Beyond farm animals, iPS cells have even more mind-boggling possibilities in human reproduction. With this technology, it may be possible to create functional eggs and sperm for people who are infertile because of age or other issues.
What’s more, with iPS cells, it’s at least theoretically possible to make eggs from a man’s skin cell, or sperm from a woman. In other words, the technology could one day let two men, or two women, have children that share both their genes. I’m pretty sure no one on Noah’s Ark thought of that.
Trust me, Lanza and Church have. The use of iPS cells for human reproduction (as well as for saving extinct animals and just generally creating “animals of a desired genetic make-up”) is all described in patent applications on file at the U.S. Patent & Trademark Office in Lanza’s name.
When I raised this idea with Church, he cautioned that it’s still too early to talk about the application of iPS cells in human reproduction. “It’s not part of the company. And if it were, we wouldn’t be saying it,” he assured me.
Even among commercial cattle breeders, lab-brewed sperm and eggs might be a bit controversial. Will the technology be accepted? Will iPS offspring be healthy?
That’s where extinct animals come in. Trying out some of these methods to bring back extinct species would be a way to find out if they work, not to mention a way to generate huge publicity coups involving furry, friendly faces.
Last week, during that TEDx event in Washington, D.C., Lanza and Church offered to help Spanish scientists revive the Pyrenean ibex, or bucardo, a mountain goat extinct since 2000. Lanza says he also wants to help restore the passenger pigeon. As there are no living passenger pigeons, scientists would be required to extensively modify the genome of a closely related species.
“We will make iPS cells from a band-tail pigeon, splice in passenger pigeon DNA, then try to make sperm and maybe eggs,” Lanza said.

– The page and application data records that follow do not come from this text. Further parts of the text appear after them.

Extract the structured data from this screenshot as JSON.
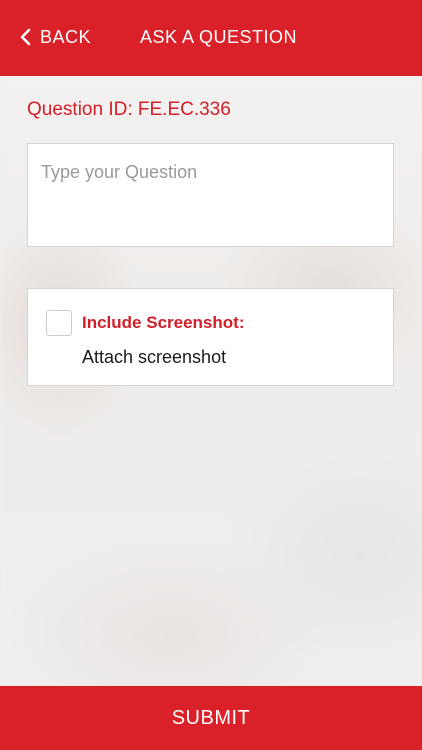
{
  "header": {
    "back_label": "BACK",
    "title": "ASK A QUESTION",
    "accent_color": "#da2028"
  },
  "question_id_label": "Question ID: FE.EC.336",
  "question_input": {
    "placeholder": "Type your Question",
    "value": ""
  },
  "screenshot": {
    "include_label": "Include Screenshot:",
    "attach_label": "Attach screenshot",
    "checked": false
  },
  "submit_label": "SUBMIT",
  "icons": {
    "back": "chevron-left-icon"
  }
}
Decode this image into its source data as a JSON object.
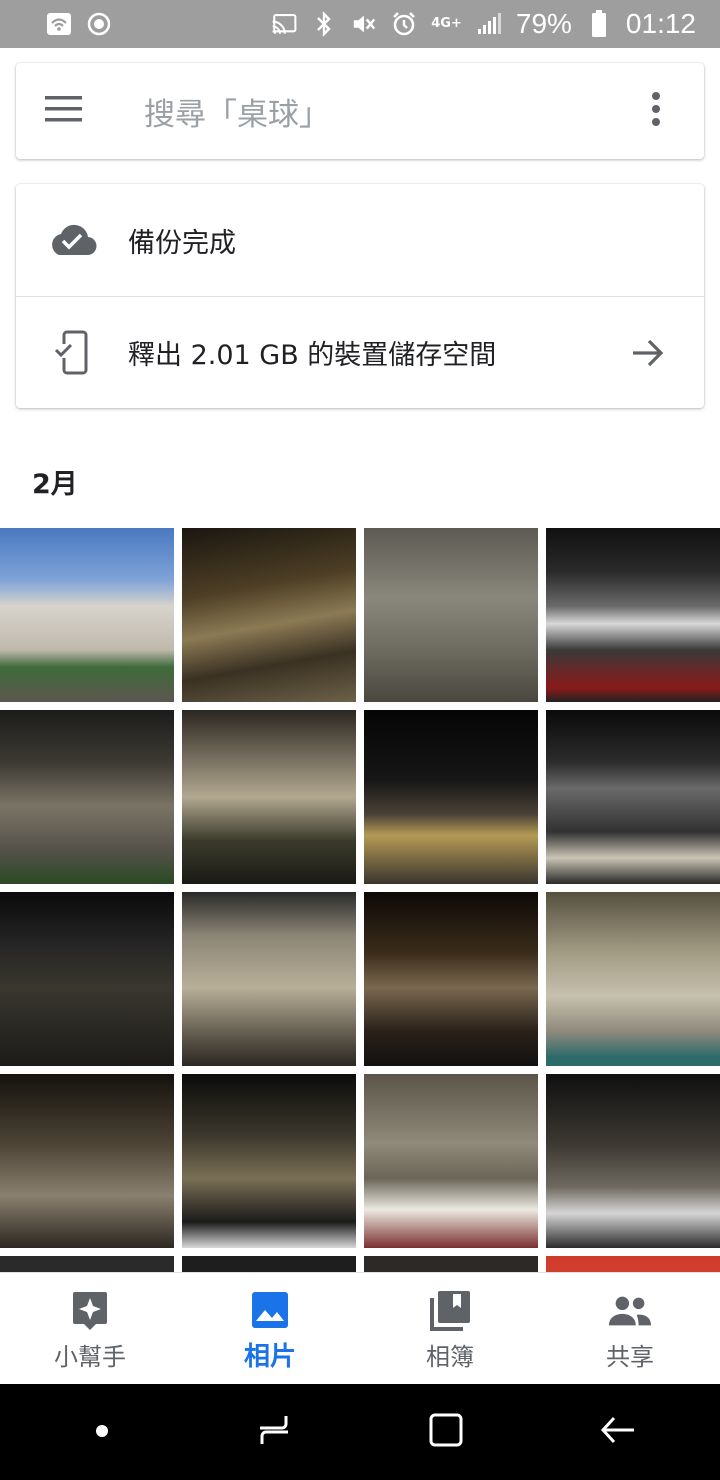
{
  "status_bar": {
    "battery": "79%",
    "time": "01:12",
    "network": "4G+"
  },
  "search": {
    "placeholder": "搜尋「桌球」"
  },
  "backup": {
    "status_label": "備份完成",
    "free_space_label": "釋出 2.01 GB 的裝置儲存空間"
  },
  "timeline": {
    "month": "2月"
  },
  "photos": [
    {
      "id": "p1"
    },
    {
      "id": "p2"
    },
    {
      "id": "p3"
    },
    {
      "id": "p4"
    },
    {
      "id": "p5"
    },
    {
      "id": "p6"
    },
    {
      "id": "p7"
    },
    {
      "id": "p8"
    },
    {
      "id": "p9"
    },
    {
      "id": "p10"
    },
    {
      "id": "p11"
    },
    {
      "id": "p12"
    },
    {
      "id": "p13"
    },
    {
      "id": "p14"
    },
    {
      "id": "p15"
    },
    {
      "id": "p16"
    }
  ],
  "bottom_nav": {
    "items": [
      {
        "label": "小幫手",
        "icon": "assistant-icon"
      },
      {
        "label": "相片",
        "icon": "photos-icon",
        "active": true
      },
      {
        "label": "相簿",
        "icon": "albums-icon"
      },
      {
        "label": "共享",
        "icon": "sharing-icon"
      }
    ]
  },
  "colors": {
    "accent": "#1a73e8",
    "status_bar": "#9e9e9e",
    "icon_gray": "#5f6368"
  }
}
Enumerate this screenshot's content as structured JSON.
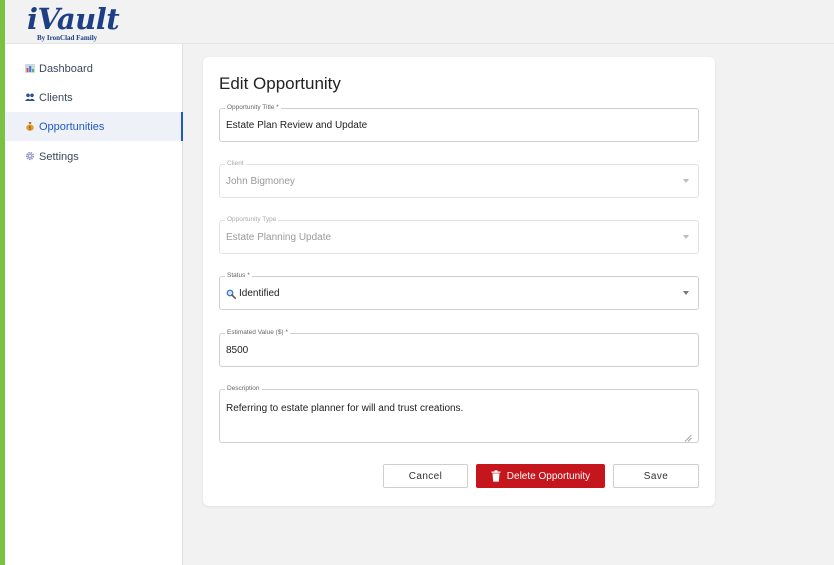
{
  "app": {
    "logo_main": "iVault",
    "logo_sub": "By IronClad Family",
    "accent_color": "#7cc242",
    "brand_color": "#1d3f86"
  },
  "sidebar": {
    "items": [
      {
        "label": "Dashboard",
        "icon": "bar-chart-icon"
      },
      {
        "label": "Clients",
        "icon": "people-icon"
      },
      {
        "label": "Opportunities",
        "icon": "money-bag-icon",
        "active": true
      },
      {
        "label": "Settings",
        "icon": "gear-icon"
      }
    ],
    "active_color": "#1f5bbf"
  },
  "form": {
    "title": "Edit Opportunity",
    "fields": {
      "title": {
        "label": "Opportunity Title *",
        "value": "Estate Plan Review and Update"
      },
      "client": {
        "label": "Client",
        "value": "John Bigmoney",
        "disabled": true
      },
      "type": {
        "label": "Opportunity Type",
        "value": "Estate Planning Update",
        "disabled": true
      },
      "status": {
        "label": "Status *",
        "value": "Identified",
        "icon": "magnifier-icon"
      },
      "value": {
        "label": "Estimated Value ($) *",
        "value": "8500"
      },
      "description": {
        "label": "Description",
        "value": "Referring to estate planner for will and trust creations."
      }
    },
    "buttons": {
      "cancel": "Cancel",
      "delete": "Delete Opportunity",
      "save": "Save"
    },
    "delete_color": "#c5161d"
  }
}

But the real business of Ark Corporation will be commercial reproduction of farm species. Church calls the duo’s offers to help revive extinct species more of “a good will thing, to show that we are interested in helping conservation as well as agriculture.”